Now that Hanukkah is just around the corner, I’m doing my best to prepare by shopping early, searching for the best deals, and clearing out space in my house to accommodate the usual haul of incoming presents.
So let’s talk about those presents for a minute. My kids tend to get a lot of them—too many, if I’m being honest. And since my oldest happens to have a December birthday, the influx of stuff that takes over my already-cluttered house around Hanukkah time is almost unmanageable. Not only that, but the sheer volume of presents is actually overwhelming for my kids, so much so that my family’s generosity almost tends to backfire.
That’s why this year, I’m determined to eliminate at least some of those gifts in favor of ones that don’t take up physical space. If you’re at the point where you’re dreading Hanukkah and the gift invasion that comes with it, here are a few strategies for avoiding those cute but useless presents you’d rather not have in your home.
1. Bust out the summer camp brochures
For the past couple of summers, my son has attended a mini camp of sorts run by our synagogue. At this point, however, he’s aged out of that program, which means that if I want him to attend camp this summer, I need to be prepared to shell out $4,000-$5,000. (And trust me, it’s not like I’m picking the fanciest camps—that’s just the going rate around here.) Since full-camp is a big jump from the $700 program we paid for this past summer, it’s going to be a stretch to send my son, so I’m hoping I can entice a few family members to sponsor a day or week of camp in lieu of gifts.
If you’re facing a similar expense (whether it’s your first summer of full-time camp or not), try sitting down with some family members and showing them how the money they’d otherwise spend on yet another construction set could buy your child two or three days of swimming, sports, and arts and crafts.
2. Ask for lessons
Is your child interested in learning an instrument or skill? We all know that lessons are expensive, so instead of toys, try asking family members to sponsor a lesson or two. There’s a good chance your child will get more from a month of karate than a video game or LEGO set.
3. Request gift cards for family outings
My family loves going to zoos, aquariums, and museums. The problem is that these places cost money, and more than some of us might think. (I once saw our local zoo listed as a budget activity for families in the area. Funny, but at almost $80 for my family to visit for the day, that’s not exactly low-cost in my book.) If you’d rather have experiences than gifts, try providing your family members with a list of your favorite kid-friendly spots and encourage them to purchase gift cards. In return, you can promise to send pictures of those fun family outings.
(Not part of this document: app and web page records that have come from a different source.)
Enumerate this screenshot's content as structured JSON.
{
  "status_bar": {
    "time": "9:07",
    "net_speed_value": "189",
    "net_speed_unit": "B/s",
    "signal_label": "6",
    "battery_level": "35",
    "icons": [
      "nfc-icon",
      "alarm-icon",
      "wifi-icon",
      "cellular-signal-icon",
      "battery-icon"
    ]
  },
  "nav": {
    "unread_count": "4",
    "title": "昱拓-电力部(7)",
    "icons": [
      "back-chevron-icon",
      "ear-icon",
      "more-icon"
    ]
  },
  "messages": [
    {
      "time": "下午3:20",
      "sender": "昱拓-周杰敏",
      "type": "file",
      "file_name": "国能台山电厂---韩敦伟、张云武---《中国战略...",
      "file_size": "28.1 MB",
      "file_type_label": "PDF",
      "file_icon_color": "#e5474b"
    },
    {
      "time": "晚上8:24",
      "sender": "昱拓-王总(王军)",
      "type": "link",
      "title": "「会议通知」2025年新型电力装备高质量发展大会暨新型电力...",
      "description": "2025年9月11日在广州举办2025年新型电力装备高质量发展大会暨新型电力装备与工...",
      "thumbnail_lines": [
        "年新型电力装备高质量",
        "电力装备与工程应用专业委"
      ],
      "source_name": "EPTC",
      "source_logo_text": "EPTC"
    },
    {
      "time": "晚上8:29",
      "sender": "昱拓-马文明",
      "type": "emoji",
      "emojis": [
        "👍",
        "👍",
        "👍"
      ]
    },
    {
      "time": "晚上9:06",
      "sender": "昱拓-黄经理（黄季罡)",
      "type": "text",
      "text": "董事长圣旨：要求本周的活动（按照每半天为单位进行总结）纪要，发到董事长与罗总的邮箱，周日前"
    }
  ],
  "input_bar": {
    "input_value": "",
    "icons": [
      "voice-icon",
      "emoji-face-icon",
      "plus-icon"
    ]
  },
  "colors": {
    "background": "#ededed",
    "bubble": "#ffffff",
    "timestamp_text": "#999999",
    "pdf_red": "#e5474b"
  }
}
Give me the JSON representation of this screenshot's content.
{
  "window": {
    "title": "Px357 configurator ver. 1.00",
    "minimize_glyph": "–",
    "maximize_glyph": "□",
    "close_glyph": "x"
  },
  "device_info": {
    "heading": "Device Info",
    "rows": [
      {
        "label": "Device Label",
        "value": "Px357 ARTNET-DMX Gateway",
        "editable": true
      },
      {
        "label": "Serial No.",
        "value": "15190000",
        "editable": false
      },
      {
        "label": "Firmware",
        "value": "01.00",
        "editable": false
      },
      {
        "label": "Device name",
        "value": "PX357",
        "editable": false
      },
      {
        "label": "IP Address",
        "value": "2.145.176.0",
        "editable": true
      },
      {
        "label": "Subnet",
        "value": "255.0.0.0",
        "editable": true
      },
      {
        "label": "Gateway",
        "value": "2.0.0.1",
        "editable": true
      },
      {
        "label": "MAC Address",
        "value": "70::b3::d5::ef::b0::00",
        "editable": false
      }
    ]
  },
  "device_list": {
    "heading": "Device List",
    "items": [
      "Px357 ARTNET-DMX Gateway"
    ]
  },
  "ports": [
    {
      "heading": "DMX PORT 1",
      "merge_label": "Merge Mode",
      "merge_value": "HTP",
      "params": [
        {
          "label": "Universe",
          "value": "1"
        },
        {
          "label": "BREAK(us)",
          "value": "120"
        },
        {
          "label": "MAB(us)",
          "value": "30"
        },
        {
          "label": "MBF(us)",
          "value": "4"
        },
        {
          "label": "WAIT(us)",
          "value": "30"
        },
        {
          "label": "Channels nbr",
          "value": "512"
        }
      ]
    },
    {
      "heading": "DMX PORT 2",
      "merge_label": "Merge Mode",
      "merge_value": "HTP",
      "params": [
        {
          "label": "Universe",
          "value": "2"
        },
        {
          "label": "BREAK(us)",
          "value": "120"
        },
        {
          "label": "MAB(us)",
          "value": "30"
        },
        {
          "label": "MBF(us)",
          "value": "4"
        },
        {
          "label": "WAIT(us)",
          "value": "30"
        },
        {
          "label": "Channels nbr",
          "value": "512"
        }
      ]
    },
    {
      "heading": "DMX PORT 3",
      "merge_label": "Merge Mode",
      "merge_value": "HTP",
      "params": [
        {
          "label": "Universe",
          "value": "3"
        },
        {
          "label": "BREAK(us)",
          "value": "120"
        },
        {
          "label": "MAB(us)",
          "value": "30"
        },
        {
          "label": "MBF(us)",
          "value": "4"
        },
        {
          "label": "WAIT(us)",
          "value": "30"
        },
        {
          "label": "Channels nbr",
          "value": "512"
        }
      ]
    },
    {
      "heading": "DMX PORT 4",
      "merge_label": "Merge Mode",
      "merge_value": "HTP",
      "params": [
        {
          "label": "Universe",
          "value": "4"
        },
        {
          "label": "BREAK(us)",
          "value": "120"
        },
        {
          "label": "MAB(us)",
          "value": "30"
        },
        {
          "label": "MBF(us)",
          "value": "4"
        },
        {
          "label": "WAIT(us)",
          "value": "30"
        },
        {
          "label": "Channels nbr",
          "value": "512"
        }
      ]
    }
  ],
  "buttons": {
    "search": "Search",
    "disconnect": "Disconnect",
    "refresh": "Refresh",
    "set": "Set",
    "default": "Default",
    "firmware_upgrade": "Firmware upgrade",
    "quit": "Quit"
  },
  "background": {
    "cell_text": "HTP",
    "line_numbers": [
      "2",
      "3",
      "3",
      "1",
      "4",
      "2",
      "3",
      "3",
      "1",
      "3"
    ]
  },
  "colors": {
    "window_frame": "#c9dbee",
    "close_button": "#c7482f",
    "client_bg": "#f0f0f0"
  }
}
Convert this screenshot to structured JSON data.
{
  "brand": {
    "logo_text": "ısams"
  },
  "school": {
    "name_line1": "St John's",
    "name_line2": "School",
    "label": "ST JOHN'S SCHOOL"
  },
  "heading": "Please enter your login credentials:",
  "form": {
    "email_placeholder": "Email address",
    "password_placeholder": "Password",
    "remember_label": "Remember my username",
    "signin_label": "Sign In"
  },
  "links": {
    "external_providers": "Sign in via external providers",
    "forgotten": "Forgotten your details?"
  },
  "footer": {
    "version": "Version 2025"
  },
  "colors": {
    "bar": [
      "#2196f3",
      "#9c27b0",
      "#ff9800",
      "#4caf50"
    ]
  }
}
4. Talk about college
My son isn’t even 5, so it’s hard for me to sell family on the idea of contributing to a college fund. But in reality, if even a handful of family members were to put $50 or $100 into a college fund instead of giving my son a holiday gift or four, it would add up over time. If college is a concern for you, be up front with your loved ones and ask for some cash instead of gifts.
5. When all else fails, create a wish list
In an ideal world, the people in your life would understand your reasoning for not wanting so much physical stuff. In reality, it’s hard to change people’s mentality. Some folks just plain want to see their grandchildren/nieces/nephews/cousins unwrap presents and exclaim in delight, even if the gifts in question inevitably wind up stashed in a closet several days later. If you can’t talk your family into writing a check or handing over a gift card, you can at least help ensure that the gifts they buy are useful ones by creating an online wish list. Popular retailers (think Amazon.com and Toys R Us) allow you to point and click your way to an approved list of gifts, which will not only help you weed out unwanted toys, but make shopping easier for those on the purchasing end.
Of course, there’s a good chance your family will ignore your pleas for fewer gifts, in which case your only move is to smile and say thank you. Remember, gift-giving, no matter what form, comes from a good, generous place, and it’s better to be gracious than to come off as ungrateful.